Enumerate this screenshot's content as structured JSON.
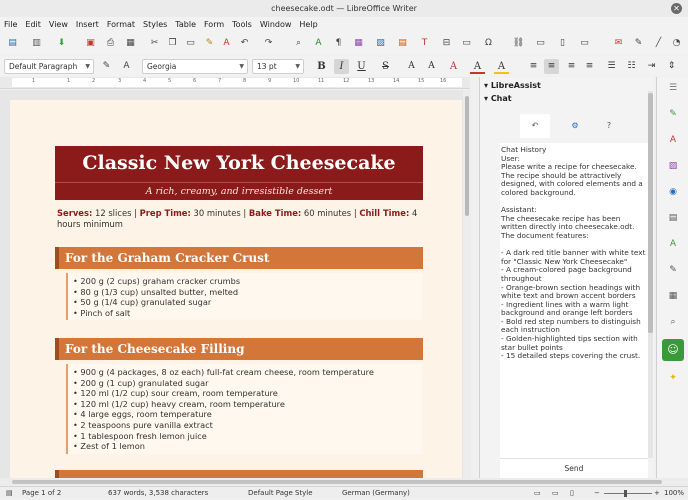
{
  "window": {
    "title": "cheesecake.odt — LibreOffice Writer",
    "close_glyph": "✕"
  },
  "menu": [
    "File",
    "Edit",
    "View",
    "Insert",
    "Format",
    "Styles",
    "Table",
    "Form",
    "Tools",
    "Window",
    "Help"
  ],
  "toolbar": {
    "paragraph_style": "Default Paragraph",
    "font_name": "Georgia",
    "font_size": "13 pt",
    "bold": "B",
    "italic": "I",
    "underline": "U",
    "strike": "S",
    "icons": [
      "new-icon",
      "templates-icon",
      "open-icon",
      "save-icon",
      "export-pdf-icon",
      "print-icon",
      "print-preview-icon",
      "cut-icon",
      "copy-icon",
      "paste-icon",
      "clone-icon",
      "clear-format-icon",
      "undo-icon",
      "redo-icon",
      "find-replace-icon",
      "spellcheck-icon",
      "formatting-marks-icon",
      "insert-table-icon",
      "insert-image-icon",
      "insert-chart-icon",
      "insert-textbox-icon",
      "page-break-icon",
      "insert-field-icon",
      "special-character-icon",
      "hyperlink-icon",
      "footnote-icon",
      "comment-icon",
      "track-changes-icon",
      "line-icon",
      "shapes-icon"
    ]
  },
  "ruler_ticks": [
    "1",
    "·",
    "1",
    "2",
    "3",
    "4",
    "5",
    "6",
    "7",
    "8",
    "9",
    "10",
    "11",
    "12",
    "13",
    "14",
    "15",
    "16",
    "17",
    "18"
  ],
  "document": {
    "title": "Classic New York Cheesecake",
    "subtitle": "A rich, creamy, and irresistible dessert",
    "meta": {
      "serves_label": "Serves:",
      "serves": "12 slices",
      "prep_label": "Prep Time:",
      "prep": "30 minutes",
      "bake_label": "Bake Time:",
      "bake": "60 minutes",
      "chill_label": "Chill Time:",
      "chill": "4 hours minimum",
      "separator": "|"
    },
    "sections": [
      {
        "heading": "For the Graham Cracker Crust",
        "items": [
          "• 200 g (2 cups) graham cracker crumbs",
          "• 80 g (1/3 cup) unsalted butter, melted",
          "• 50 g (1/4 cup) granulated sugar",
          "• Pinch of salt"
        ]
      },
      {
        "heading": "For the Cheesecake Filling",
        "items": [
          "• 900 g (4 packages, 8 oz each) full-fat cream cheese, room temperature",
          "• 200 g (1 cup) granulated sugar",
          "• 120 ml (1/2 cup) sour cream, room temperature",
          "• 120 ml (1/2 cup) heavy cream, room temperature",
          "• 4 large eggs, room temperature",
          "• 2 teaspoons pure vanilla extract",
          "• 1 tablespoon fresh lemon juice",
          "• Zest of 1 lemon"
        ]
      }
    ]
  },
  "sidebar": {
    "panel_title": "LibreAssist",
    "section_title": "Chat",
    "tabs": [
      "↶",
      "⚙",
      "?"
    ],
    "chat_text": "Chat History\nUser:\nPlease write a recipe for cheesecake. The recipe should be attractively designed, with colored elements and a colored background.\n\nAssistant:\nThe cheesecake recipe has been written directly into cheesecake.odt. The document features:\n\n- A dark red title banner with white text for \"Classic New York Cheesecake\"\n- A cream-colored page background throughout\n- Orange-brown section headings with white text and brown accent borders\n- Ingredient lines with a warm light background and orange left borders\n- Bold red step numbers to distinguish each instruction\n- Golden-highlighted tips section with star bullet points\n- 15 detailed steps covering the crust.",
    "send_label": "Send"
  },
  "deck_icons": [
    "properties-icon",
    "styles-icon",
    "gallery-icon",
    "navigator-icon",
    "page-icon",
    "style-inspector-icon",
    "manage-changes-icon",
    "design-icon",
    "libreassist-icon",
    "tips-icon"
  ],
  "status": {
    "page": "Page 1 of 2",
    "words": "637 words, 3,538 characters",
    "page_style": "Default Page Style",
    "language": "German (Germany)",
    "zoom": "100%"
  },
  "colors": {
    "banner": "#8b1a1a",
    "section": "#d2763a",
    "page_bg": "#fdf3e7",
    "accent_border": "#a04c1c"
  }
}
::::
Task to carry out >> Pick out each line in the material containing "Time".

Answer for the task >>
      "prep_label": "Prep Time:",
      "bake_label": "Bake Time:",
      "chill_label": "Chill Time:",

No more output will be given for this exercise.